It baffles me how I lost the stretch between Amersham and Chenies last time. It's perfectly well signed, and quite straightforward. Presumably I was tired, or distracted at a critical point. This time I misread things at one stage, and dithered a bit, but apart from that it was easy enough to follow the route. It wasn't so easy to cycle a very muddy and slippery bridleway through the woods on a bike designed for the road though.

I can understand better how I lost the stretch from Chesham to St Leonards last time, because the route through Chesham is a bit convoluted. I've now had a few chances to untangle how this works, but until yesterday I never really got it. This time I finally did, but it still meant frequent stops to check the instructions in the leaflet, and a certain amount of back tracking. After Chesham things are much more straightforward. The only challenge was that the road was flooded in a couple of places, so I got the chance to swoosh through a couple of inches of water with my feet off the pedals. Great fun.

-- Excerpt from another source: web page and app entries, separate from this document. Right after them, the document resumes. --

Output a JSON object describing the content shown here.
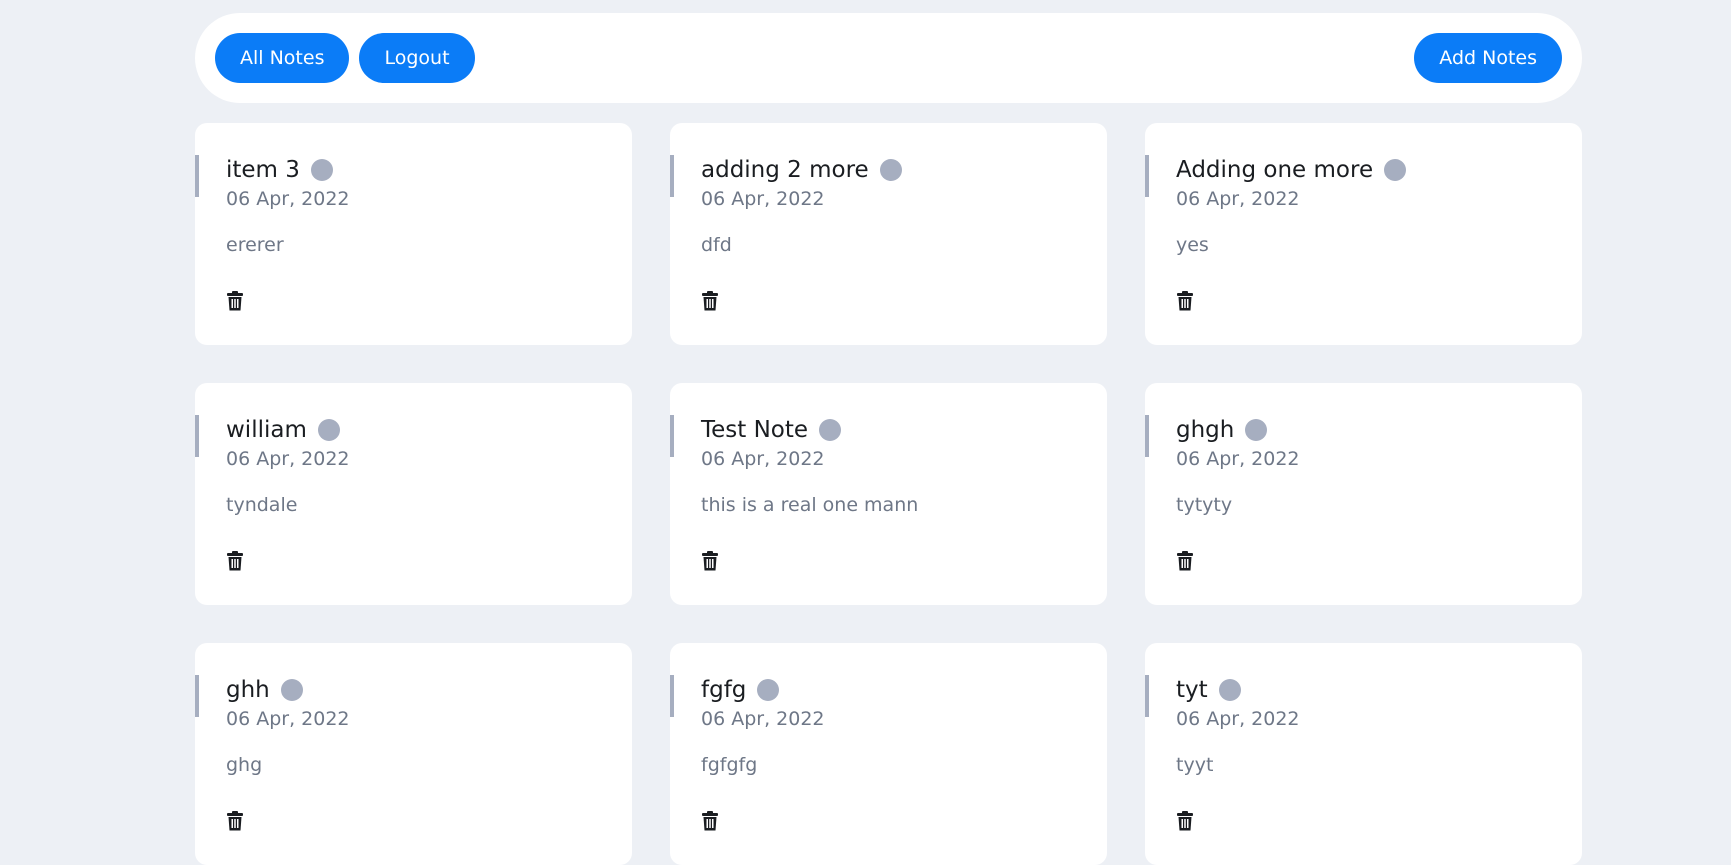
{
  "nav": {
    "all_notes_label": "All Notes",
    "logout_label": "Logout",
    "add_notes_label": "Add Notes"
  },
  "colors": {
    "accent": "#0b7cf7",
    "background": "#edf0f5",
    "status_dot": "#a6aec0"
  },
  "notes": [
    {
      "title": "item 3",
      "date": "06 Apr, 2022",
      "body": "ererer"
    },
    {
      "title": "adding 2 more",
      "date": "06 Apr, 2022",
      "body": "dfd"
    },
    {
      "title": "Adding one more",
      "date": "06 Apr, 2022",
      "body": "yes"
    },
    {
      "title": "william",
      "date": "06 Apr, 2022",
      "body": "tyndale"
    },
    {
      "title": "Test Note",
      "date": "06 Apr, 2022",
      "body": "this is a real one mann"
    },
    {
      "title": "ghgh",
      "date": "06 Apr, 2022",
      "body": "tytyty"
    },
    {
      "title": "ghh",
      "date": "06 Apr, 2022",
      "body": "ghg"
    },
    {
      "title": "fgfg",
      "date": "06 Apr, 2022",
      "body": "fgfgfg"
    },
    {
      "title": "tyt",
      "date": "06 Apr, 2022",
      "body": "tyyt"
    }
  ],
  "icons": {
    "delete": "trash-icon",
    "status": "status-dot"
  }
}
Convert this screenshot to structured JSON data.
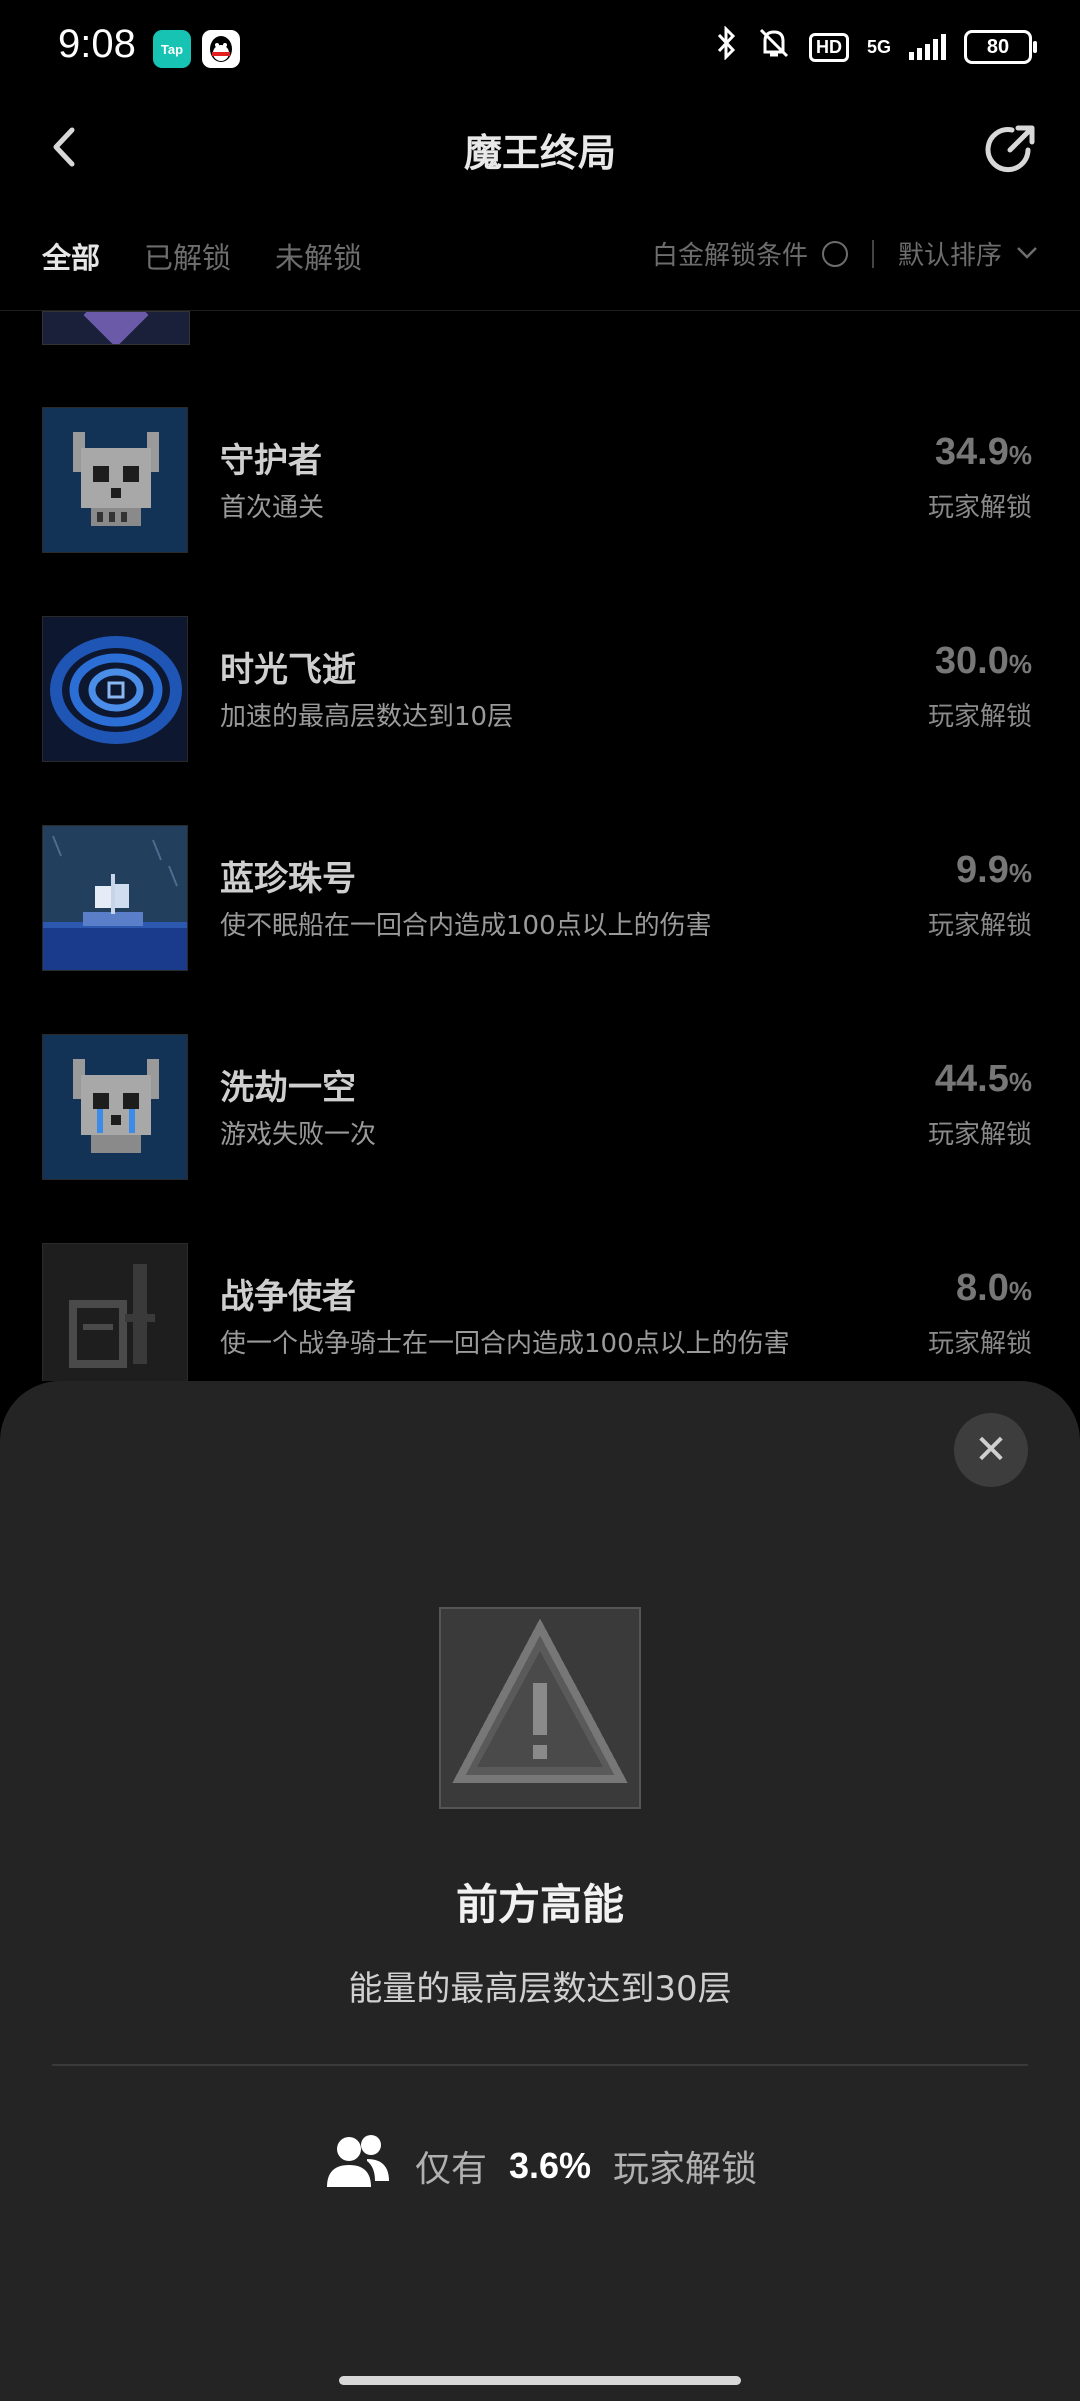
{
  "status_bar": {
    "time": "9:08",
    "tap_badge": "Tap",
    "network": "5G",
    "battery": "80",
    "hd": "HD"
  },
  "header": {
    "title": "魔王终局"
  },
  "tabs": [
    {
      "label": "全部",
      "active": true
    },
    {
      "label": "已解锁",
      "active": false
    },
    {
      "label": "未解锁",
      "active": false
    }
  ],
  "filter": {
    "platinum_label": "白金解锁条件",
    "sort_label": "默认排序"
  },
  "achievements": [
    {
      "name": "守护者",
      "desc": "首次通关",
      "pct": "34.9",
      "pct_unit": "%",
      "pct_label": "玩家解锁",
      "icon": "skull-icon"
    },
    {
      "name": "时光飞逝",
      "desc": "加速的最高层数达到10层",
      "pct": "30.0",
      "pct_unit": "%",
      "pct_label": "玩家解锁",
      "icon": "vortex-icon"
    },
    {
      "name": "蓝珍珠号",
      "desc": "使不眠船在一回合内造成100点以上的伤害",
      "pct": "9.9",
      "pct_unit": "%",
      "pct_label": "玩家解锁",
      "icon": "ship-icon"
    },
    {
      "name": "洗劫一空",
      "desc": "游戏失败一次",
      "pct": "44.5",
      "pct_unit": "%",
      "pct_label": "玩家解锁",
      "icon": "crying-skull-icon"
    },
    {
      "name": "战争使者",
      "desc": "使一个战争骑士在一回合内造成100点以上的伤害",
      "pct": "8.0",
      "pct_unit": "%",
      "pct_label": "玩家解锁",
      "icon": "knight-icon"
    }
  ],
  "detail": {
    "title": "前方高能",
    "desc": "能量的最高层数达到30层",
    "stat_prefix": "仅有",
    "stat_value": "3.6%",
    "stat_suffix": "玩家解锁",
    "close_symbol": "✕",
    "icon": "warning-icon"
  }
}
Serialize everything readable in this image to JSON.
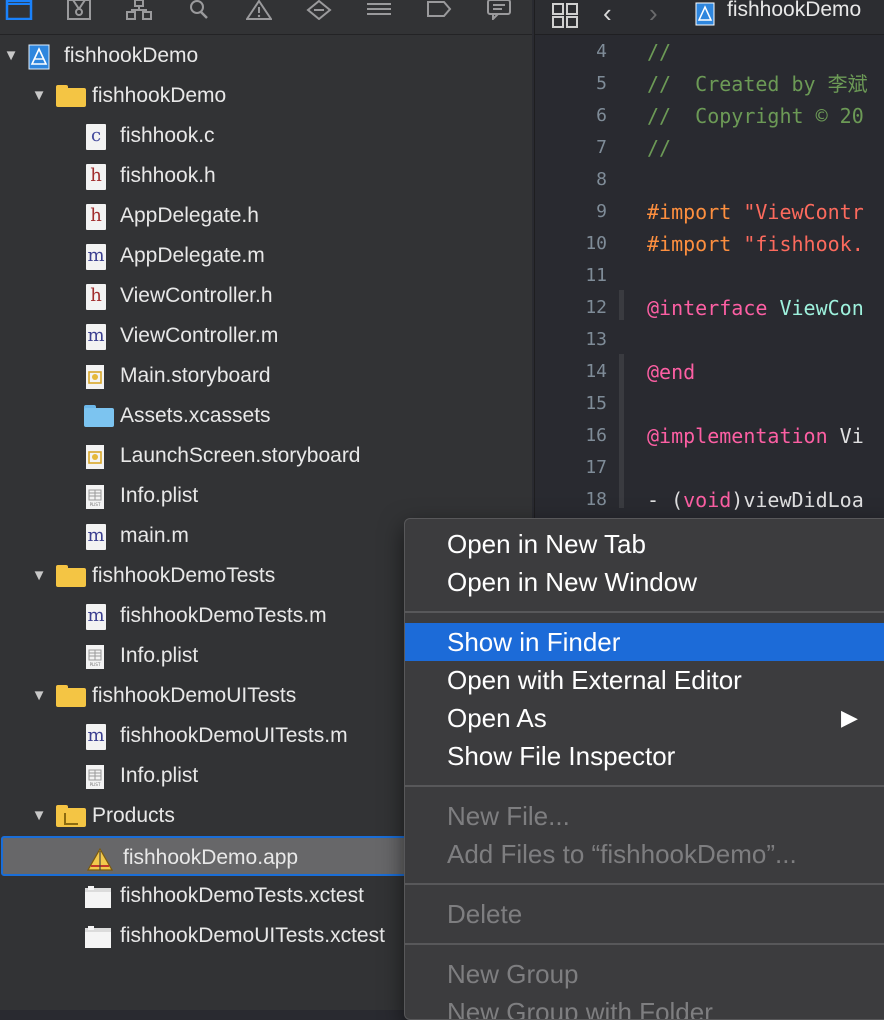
{
  "navigator": {
    "toolbar_icons": [
      "folder-icon",
      "source-control-icon",
      "hierarchy-icon",
      "search-icon",
      "warning-icon",
      "test-diamond-icon",
      "debug-list-icon",
      "breakpoint-icon",
      "report-icon"
    ],
    "tree": [
      {
        "label": "fishhookDemo",
        "icon": "project-icon",
        "indent": 0,
        "expanded": true
      },
      {
        "label": "fishhookDemo",
        "icon": "folder-icon",
        "indent": 1,
        "expanded": true
      },
      {
        "label": "fishhook.c",
        "icon": "c-file-icon",
        "indent": 2
      },
      {
        "label": "fishhook.h",
        "icon": "h-file-icon",
        "indent": 2
      },
      {
        "label": "AppDelegate.h",
        "icon": "h-file-icon",
        "indent": 2
      },
      {
        "label": "AppDelegate.m",
        "icon": "m-file-icon",
        "indent": 2
      },
      {
        "label": "ViewController.h",
        "icon": "h-file-icon",
        "indent": 2
      },
      {
        "label": "ViewController.m",
        "icon": "m-file-icon",
        "indent": 2
      },
      {
        "label": "Main.storyboard",
        "icon": "storyboard-icon",
        "indent": 2
      },
      {
        "label": "Assets.xcassets",
        "icon": "assets-folder-icon",
        "indent": 2
      },
      {
        "label": "LaunchScreen.storyboard",
        "icon": "storyboard-icon",
        "indent": 2
      },
      {
        "label": "Info.plist",
        "icon": "plist-icon",
        "indent": 2
      },
      {
        "label": "main.m",
        "icon": "m-file-icon",
        "indent": 2
      },
      {
        "label": "fishhookDemoTests",
        "icon": "folder-icon",
        "indent": 1,
        "expanded": true
      },
      {
        "label": "fishhookDemoTests.m",
        "icon": "m-file-icon",
        "indent": 2
      },
      {
        "label": "Info.plist",
        "icon": "plist-icon",
        "indent": 2
      },
      {
        "label": "fishhookDemoUITests",
        "icon": "folder-icon",
        "indent": 1,
        "expanded": true
      },
      {
        "label": "fishhookDemoUITests.m",
        "icon": "m-file-icon",
        "indent": 2
      },
      {
        "label": "Info.plist",
        "icon": "plist-icon",
        "indent": 2
      },
      {
        "label": "Products",
        "icon": "products-folder-icon",
        "indent": 1,
        "expanded": true
      },
      {
        "label": "fishhookDemo.app",
        "icon": "app-icon",
        "indent": 2,
        "selected": true
      },
      {
        "label": "fishhookDemoTests.xctest",
        "icon": "bundle-icon",
        "indent": 2
      },
      {
        "label": "fishhookDemoUITests.xctest",
        "icon": "bundle-icon",
        "indent": 2
      }
    ]
  },
  "editor": {
    "breadcrumb_file": "fishhookDemo",
    "lines": [
      {
        "n": "4",
        "parts": [
          {
            "t": "//",
            "c": "c-com"
          }
        ]
      },
      {
        "n": "5",
        "parts": [
          {
            "t": "//  Created by 李斌",
            "c": "c-com"
          }
        ]
      },
      {
        "n": "6",
        "parts": [
          {
            "t": "//  Copyright © 20",
            "c": "c-com"
          }
        ]
      },
      {
        "n": "7",
        "parts": [
          {
            "t": "//",
            "c": "c-com"
          }
        ]
      },
      {
        "n": "8",
        "parts": []
      },
      {
        "n": "9",
        "parts": [
          {
            "t": "#import ",
            "c": "c-pre"
          },
          {
            "t": "\"ViewContr",
            "c": "c-str"
          }
        ]
      },
      {
        "n": "10",
        "parts": [
          {
            "t": "#import ",
            "c": "c-pre"
          },
          {
            "t": "\"fishhook.",
            "c": "c-str"
          }
        ]
      },
      {
        "n": "11",
        "parts": []
      },
      {
        "n": "12",
        "parts": [
          {
            "t": "@interface ",
            "c": "c-kw"
          },
          {
            "t": "ViewCon",
            "c": "c-ty"
          }
        ]
      },
      {
        "n": "13",
        "parts": []
      },
      {
        "n": "14",
        "parts": [
          {
            "t": "@end",
            "c": "c-kw"
          }
        ]
      },
      {
        "n": "15",
        "parts": []
      },
      {
        "n": "16",
        "parts": [
          {
            "t": "@implementation ",
            "c": "c-kw"
          },
          {
            "t": "Vi",
            "c": "c-pl"
          }
        ]
      },
      {
        "n": "17",
        "parts": []
      },
      {
        "n": "18",
        "parts": [
          {
            "t": "- (",
            "c": "c-pl"
          },
          {
            "t": "void",
            "c": "c-kw"
          },
          {
            "t": ")viewDidLoa",
            "c": "c-pl"
          }
        ]
      }
    ]
  },
  "context_menu": {
    "groups": [
      [
        {
          "label": "Open in New Tab"
        },
        {
          "label": "Open in New Window"
        }
      ],
      [
        {
          "label": "Show in Finder",
          "highlighted": true
        },
        {
          "label": "Open with External Editor"
        },
        {
          "label": "Open As",
          "submenu": true
        },
        {
          "label": "Show File Inspector"
        }
      ],
      [
        {
          "label": "New File...",
          "disabled": true
        },
        {
          "label": "Add Files to “fishhookDemo”...",
          "disabled": true
        }
      ],
      [
        {
          "label": "Delete",
          "disabled": true
        }
      ],
      [
        {
          "label": "New Group",
          "disabled": true
        },
        {
          "label": "New Group with Folder",
          "disabled": true
        }
      ]
    ]
  }
}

Quite a bit of the route that I was following is also Sustrans regional route 30, so I've added that as well. Some of the route 30 signs are very clear, and look quite new, but between Chesham and Amersham they appeared to disappear and then reappear, so I'm not absolutely sure that I've got it right. Looking at the Sustrans map of the area, they seem to leave out bits of the various routes that are properly signed on the ground, and the bits they have plotted don't always match up with what I saw on the ground. Maybe there are a lot of changes going on, or maybe I'm not the only one who is struggling to untangle all the cycle routes in the area.

I hope that spending a day trying to plot this stuff is going to be useful to somebody, but whether it is or not, I selfishly had the benefit of a good 60 miles riding over fairly hilly landscape. I left the daily grind well behind me, got home tired, had a great night's sleep, and my legs are feeling the effects this morning. The weather wasn't perfect. It was dry to begin with, but drizzle turned to rain on my way home, and I was soaked by the time I got in. But I enjoyed the ride through some decent countryside, with decent views. We'll see how the results are rendered in a few days time, but however they turn out, it was well worth the effort, just for the day out.

Friday, 4 December 2009


There's a nice post here about the proportion of pubs that can be found on Open Street Map. It seems that more than 60% of Britain's 53,466 pubs still need to be added (based on data from OSM and the Guardian).

I have to admit that recently I've not been doing as much as I would like to support this part of the UK economy, but I have noticed a lot of pubs that have recently closed around here.